*** Begin section ***

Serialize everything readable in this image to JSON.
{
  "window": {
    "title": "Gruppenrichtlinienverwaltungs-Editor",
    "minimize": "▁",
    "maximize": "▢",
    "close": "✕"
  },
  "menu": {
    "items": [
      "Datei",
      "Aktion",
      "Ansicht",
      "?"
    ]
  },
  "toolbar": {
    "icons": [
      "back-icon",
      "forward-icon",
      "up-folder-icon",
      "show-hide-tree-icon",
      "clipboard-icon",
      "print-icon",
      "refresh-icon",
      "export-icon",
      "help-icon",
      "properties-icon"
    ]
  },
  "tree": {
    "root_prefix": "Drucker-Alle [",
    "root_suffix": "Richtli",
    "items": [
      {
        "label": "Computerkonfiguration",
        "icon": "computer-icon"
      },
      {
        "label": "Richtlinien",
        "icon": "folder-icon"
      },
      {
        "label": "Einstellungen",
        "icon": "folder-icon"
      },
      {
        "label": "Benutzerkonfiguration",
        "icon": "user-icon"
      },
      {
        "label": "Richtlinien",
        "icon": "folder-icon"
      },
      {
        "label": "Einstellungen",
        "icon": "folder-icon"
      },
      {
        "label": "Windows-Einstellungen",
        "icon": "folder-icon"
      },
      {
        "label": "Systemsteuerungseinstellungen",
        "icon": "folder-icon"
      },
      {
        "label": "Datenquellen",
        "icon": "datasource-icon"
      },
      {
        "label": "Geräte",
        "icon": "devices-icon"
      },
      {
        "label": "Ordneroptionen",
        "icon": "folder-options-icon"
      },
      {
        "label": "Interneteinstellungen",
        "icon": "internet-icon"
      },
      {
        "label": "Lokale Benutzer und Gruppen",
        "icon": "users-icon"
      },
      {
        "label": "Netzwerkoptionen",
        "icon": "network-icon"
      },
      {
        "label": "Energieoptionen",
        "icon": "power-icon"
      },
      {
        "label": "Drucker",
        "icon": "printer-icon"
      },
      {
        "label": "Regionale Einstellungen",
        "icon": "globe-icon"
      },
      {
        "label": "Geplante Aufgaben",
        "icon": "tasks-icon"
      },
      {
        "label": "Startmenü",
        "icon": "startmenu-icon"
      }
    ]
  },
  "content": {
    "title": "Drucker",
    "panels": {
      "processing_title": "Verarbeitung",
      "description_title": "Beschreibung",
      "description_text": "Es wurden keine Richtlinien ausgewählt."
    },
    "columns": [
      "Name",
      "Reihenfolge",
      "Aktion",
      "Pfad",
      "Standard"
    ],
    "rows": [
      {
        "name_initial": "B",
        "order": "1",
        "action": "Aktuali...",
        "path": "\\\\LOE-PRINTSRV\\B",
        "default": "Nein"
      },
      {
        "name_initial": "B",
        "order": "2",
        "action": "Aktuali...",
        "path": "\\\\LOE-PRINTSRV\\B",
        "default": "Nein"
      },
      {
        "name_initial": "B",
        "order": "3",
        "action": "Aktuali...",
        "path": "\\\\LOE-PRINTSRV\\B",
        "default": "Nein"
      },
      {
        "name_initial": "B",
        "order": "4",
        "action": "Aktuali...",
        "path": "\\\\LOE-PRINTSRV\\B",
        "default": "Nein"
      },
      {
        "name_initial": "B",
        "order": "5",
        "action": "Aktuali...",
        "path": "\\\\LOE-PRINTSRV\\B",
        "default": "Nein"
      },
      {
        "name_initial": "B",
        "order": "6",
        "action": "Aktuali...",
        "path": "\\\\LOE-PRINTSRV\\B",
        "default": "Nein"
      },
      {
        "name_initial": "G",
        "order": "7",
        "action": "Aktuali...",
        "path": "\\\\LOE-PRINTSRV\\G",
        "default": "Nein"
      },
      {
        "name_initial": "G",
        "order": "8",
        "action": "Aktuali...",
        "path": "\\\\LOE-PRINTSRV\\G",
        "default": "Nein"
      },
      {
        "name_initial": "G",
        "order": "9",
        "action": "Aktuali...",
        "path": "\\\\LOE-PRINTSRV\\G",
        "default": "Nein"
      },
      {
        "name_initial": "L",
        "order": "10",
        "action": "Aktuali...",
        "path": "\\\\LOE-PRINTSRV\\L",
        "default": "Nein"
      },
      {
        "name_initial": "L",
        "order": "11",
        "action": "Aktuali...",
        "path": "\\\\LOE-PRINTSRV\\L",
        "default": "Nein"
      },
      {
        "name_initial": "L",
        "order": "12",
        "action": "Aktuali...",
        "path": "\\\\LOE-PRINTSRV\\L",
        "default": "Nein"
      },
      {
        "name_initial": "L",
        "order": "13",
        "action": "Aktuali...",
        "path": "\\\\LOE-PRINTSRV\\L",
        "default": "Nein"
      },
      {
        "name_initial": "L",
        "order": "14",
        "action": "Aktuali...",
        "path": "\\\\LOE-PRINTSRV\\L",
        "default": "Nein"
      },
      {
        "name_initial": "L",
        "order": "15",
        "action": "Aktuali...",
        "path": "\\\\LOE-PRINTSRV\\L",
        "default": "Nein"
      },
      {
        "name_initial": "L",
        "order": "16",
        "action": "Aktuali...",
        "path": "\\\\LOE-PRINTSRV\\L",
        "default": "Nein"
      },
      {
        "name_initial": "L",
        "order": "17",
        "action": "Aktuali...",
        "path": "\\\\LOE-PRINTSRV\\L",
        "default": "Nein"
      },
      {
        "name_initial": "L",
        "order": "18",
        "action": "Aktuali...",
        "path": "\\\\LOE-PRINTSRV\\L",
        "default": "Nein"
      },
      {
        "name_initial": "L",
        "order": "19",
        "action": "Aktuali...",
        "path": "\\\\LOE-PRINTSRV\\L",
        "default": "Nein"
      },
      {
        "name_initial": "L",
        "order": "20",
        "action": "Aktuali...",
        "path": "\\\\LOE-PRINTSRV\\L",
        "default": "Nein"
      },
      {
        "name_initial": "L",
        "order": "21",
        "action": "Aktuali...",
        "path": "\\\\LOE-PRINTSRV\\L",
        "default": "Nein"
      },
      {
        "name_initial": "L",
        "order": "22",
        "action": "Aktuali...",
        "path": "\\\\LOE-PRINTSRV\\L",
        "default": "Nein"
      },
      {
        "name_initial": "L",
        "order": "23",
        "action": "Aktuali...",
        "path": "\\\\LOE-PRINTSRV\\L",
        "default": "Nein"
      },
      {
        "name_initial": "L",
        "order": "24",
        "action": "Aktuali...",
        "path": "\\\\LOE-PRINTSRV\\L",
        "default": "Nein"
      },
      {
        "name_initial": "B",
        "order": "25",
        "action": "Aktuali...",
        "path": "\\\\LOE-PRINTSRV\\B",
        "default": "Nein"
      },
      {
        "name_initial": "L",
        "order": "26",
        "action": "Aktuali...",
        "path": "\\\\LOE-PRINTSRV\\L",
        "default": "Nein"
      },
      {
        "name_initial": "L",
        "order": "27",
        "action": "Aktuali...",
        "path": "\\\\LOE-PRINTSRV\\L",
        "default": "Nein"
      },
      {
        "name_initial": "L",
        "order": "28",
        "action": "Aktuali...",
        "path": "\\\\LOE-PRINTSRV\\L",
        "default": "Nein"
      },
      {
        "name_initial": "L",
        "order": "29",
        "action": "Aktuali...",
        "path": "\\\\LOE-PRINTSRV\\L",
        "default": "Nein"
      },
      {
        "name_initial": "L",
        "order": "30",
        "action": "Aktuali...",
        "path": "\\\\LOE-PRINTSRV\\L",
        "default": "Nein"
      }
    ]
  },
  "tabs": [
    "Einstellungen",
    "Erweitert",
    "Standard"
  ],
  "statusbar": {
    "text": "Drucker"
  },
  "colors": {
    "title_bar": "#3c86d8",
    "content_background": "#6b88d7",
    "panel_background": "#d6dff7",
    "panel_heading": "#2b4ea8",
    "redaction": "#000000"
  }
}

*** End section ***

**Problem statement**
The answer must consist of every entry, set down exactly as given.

**Solution for this task**
Serialize everything readable in this image to JSON.
{
  "window": {
    "title": "Gruppenrichtlinienverwaltungs-Editor",
    "minimize": "▁",
    "maximize": "▢",
    "close": "✕"
  },
  "menu": {
    "items": [
      "Datei",
      "Aktion",
      "Ansicht",
      "?"
    ]
  },
  "toolbar": {
    "icons": [
      "back-icon",
      "forward-icon",
      "up-folder-icon",
      "show-hide-tree-icon",
      "clipboard-icon",
      "print-icon",
      "refresh-icon",
      "export-icon",
      "help-icon",
      "properties-icon"
    ]
  },
  "tree": {
    "root_prefix": "Drucker-Alle [",
    "root_suffix": "Richtli",
    "items": [
      {
        "label": "Computerkonfiguration",
        "icon": "computer-icon"
      },
      {
        "label": "Richtlinien",
        "icon": "folder-icon"
      },
      {
        "label": "Einstellungen",
        "icon": "folder-icon"
      },
      {
        "label": "Benutzerkonfiguration",
        "icon": "user-icon"
      },
      {
        "label": "Richtlinien",
        "icon": "folder-icon"
      },
      {
        "label": "Einstellungen",
        "icon": "folder-icon"
      },
      {
        "label": "Windows-Einstellungen",
        "icon": "folder-icon"
      },
      {
        "label": "Systemsteuerungseinstellungen",
        "icon": "folder-icon"
      },
      {
        "label": "Datenquellen",
        "icon": "datasource-icon"
      },
      {
        "label": "Geräte",
        "icon": "devices-icon"
      },
      {
        "label": "Ordneroptionen",
        "icon": "folder-options-icon"
      },
      {
        "label": "Interneteinstellungen",
        "icon": "internet-icon"
      },
      {
        "label": "Lokale Benutzer und Gruppen",
        "icon": "users-icon"
      },
      {
        "label": "Netzwerkoptionen",
        "icon": "network-icon"
      },
      {
        "label": "Energieoptionen",
        "icon": "power-icon"
      },
      {
        "label": "Drucker",
        "icon": "printer-icon"
      },
      {
        "label": "Regionale Einstellungen",
        "icon": "globe-icon"
      },
      {
        "label": "Geplante Aufgaben",
        "icon": "tasks-icon"
      },
      {
        "label": "Startmenü",
        "icon": "startmenu-icon"
      }
    ]
  },
  "content": {
    "title": "Drucker",
    "panels": {
      "processing_title": "Verarbeitung",
      "description_title": "Beschreibung",
      "description_text": "Es wurden keine Richtlinien ausgewählt."
    },
    "columns": [
      "Name",
      "Reihenfolge",
      "Aktion",
      "Pfad",
      "Standard"
    ],
    "rows": [
      {
        "name_initial": "B",
        "order": "1",
        "action": "Aktuali...",
        "path": "\\\\LOE-PRINTSRV\\B",
        "default": "Nein"
      },
      {
        "name_initial": "B",
        "order": "2",
        "action": "Aktuali...",
        "path": "\\\\LOE-PRINTSRV\\B",
        "default": "Nein"
      },
      {
        "name_initial": "B",
        "order": "3",
        "action": "Aktuali...",
        "path": "\\\\LOE-PRINTSRV\\B",
        "default": "Nein"
      },
      {
        "name_initial": "B",
        "order": "4",
        "action": "Aktuali...",
        "path": "\\\\LOE-PRINTSRV\\B",
        "default": "Nein"
      },
      {
        "name_initial": "B",
        "order": "5",
        "action": "Aktuali...",
        "path": "\\\\LOE-PRINTSRV\\B",
        "default": "Nein"
      },
      {
        "name_initial": "B",
        "order": "6",
        "action": "Aktuali...",
        "path": "\\\\LOE-PRINTSRV\\B",
        "default": "Nein"
      },
      {
        "name_initial": "G",
        "order": "7",
        "action": "Aktuali...",
        "path": "\\\\LOE-PRINTSRV\\G",
        "default": "Nein"
      },
      {
        "name_initial": "G",
        "order": "8",
        "action": "Aktuali...",
        "path": "\\\\LOE-PRINTSRV\\G",
        "default": "Nein"
      },
      {
        "name_initial": "G",
        "order": "9",
        "action": "Aktuali...",
        "path": "\\\\LOE-PRINTSRV\\G",
        "default": "Nein"
      },
      {
        "name_initial": "L",
        "order": "10",
        "action": "Aktuali...",
        "path": "\\\\LOE-PRINTSRV\\L",
        "default": "Nein"
      },
      {
        "name_initial": "L",
        "order": "11",
        "action": "Aktuali...",
        "path": "\\\\LOE-PRINTSRV\\L",
        "default": "Nein"
      },
      {
        "name_initial": "L",
        "order": "12",
        "action": "Aktuali...",
        "path": "\\\\LOE-PRINTSRV\\L",
        "default": "Nein"
      },
      {
        "name_initial": "L",
        "order": "13",
        "action": "Aktuali...",
        "path": "\\\\LOE-PRINTSRV\\L",
        "default": "Nein"
      },
      {
        "name_initial": "L",
        "order": "14",
        "action": "Aktuali...",
        "path": "\\\\LOE-PRINTSRV\\L",
        "default": "Nein"
      },
      {
        "name_initial": "L",
        "order": "15",
        "action": "Aktuali...",
        "path": "\\\\LOE-PRINTSRV\\L",
        "default": "Nein"
      },
      {
        "name_initial": "L",
        "order": "16",
        "action": "Aktuali...",
        "path": "\\\\LOE-PRINTSRV\\L",
        "default": "Nein"
      },
      {
        "name_initial": "L",
        "order": "17",
        "action": "Aktuali...",
        "path": "\\\\LOE-PRINTSRV\\L",
        "default": "Nein"
      },
      {
        "name_initial": "L",
        "order": "18",
        "action": "Aktuali...",
        "path": "\\\\LOE-PRINTSRV\\L",
        "default": "Nein"
      },
      {
        "name_initial": "L",
        "order": "19",
        "action": "Aktuali...",
        "path": "\\\\LOE-PRINTSRV\\L",
        "default": "Nein"
      },
      {
        "name_initial": "L",
        "order": "20",
        "action": "Aktuali...",
        "path": "\\\\LOE-PRINTSRV\\L",
        "default": "Nein"
      },
      {
        "name_initial": "L",
        "order": "21",
        "action": "Aktuali...",
        "path": "\\\\LOE-PRINTSRV\\L",
        "default": "Nein"
      },
      {
        "name_initial": "L",
        "order": "22",
        "action": "Aktuali...",
        "path": "\\\\LOE-PRINTSRV\\L",
        "default": "Nein"
      },
      {
        "name_initial": "L",
        "order": "23",
        "action": "Aktuali...",
        "path": "\\\\LOE-PRINTSRV\\L",
        "default": "Nein"
      },
      {
        "name_initial": "L",
        "order": "24",
        "action": "Aktuali...",
        "path": "\\\\LOE-PRINTSRV\\L",
        "default": "Nein"
      },
      {
        "name_initial": "B",
        "order": "25",
        "action": "Aktuali...",
        "path": "\\\\LOE-PRINTSRV\\B",
        "default": "Nein"
      },
      {
        "name_initial": "L",
        "order": "26",
        "action": "Aktuali...",
        "path": "\\\\LOE-PRINTSRV\\L",
        "default": "Nein"
      },
      {
        "name_initial": "L",
        "order": "27",
        "action": "Aktuali...",
        "path": "\\\\LOE-PRINTSRV\\L",
        "default": "Nein"
      },
      {
        "name_initial": "L",
        "order": "28",
        "action": "Aktuali...",
        "path": "\\\\LOE-PRINTSRV\\L",
        "default": "Nein"
      },
      {
        "name_initial": "L",
        "order": "29",
        "action": "Aktuali...",
        "path": "\\\\LOE-PRINTSRV\\L",
        "default": "Nein"
      },
      {
        "name_initial": "L",
        "order": "30",
        "action": "Aktuali...",
        "path": "\\\\LOE-PRINTSRV\\L",
        "default": "Nein"
      }
    ]
  },
  "tabs": [
    "Einstellungen",
    "Erweitert",
    "Standard"
  ],
  "statusbar": {
    "text": "Drucker"
  },
  "colors": {
    "title_bar": "#3c86d8",
    "content_background": "#6b88d7",
    "panel_background": "#d6dff7",
    "panel_heading": "#2b4ea8",
    "redaction": "#000000"
  }
}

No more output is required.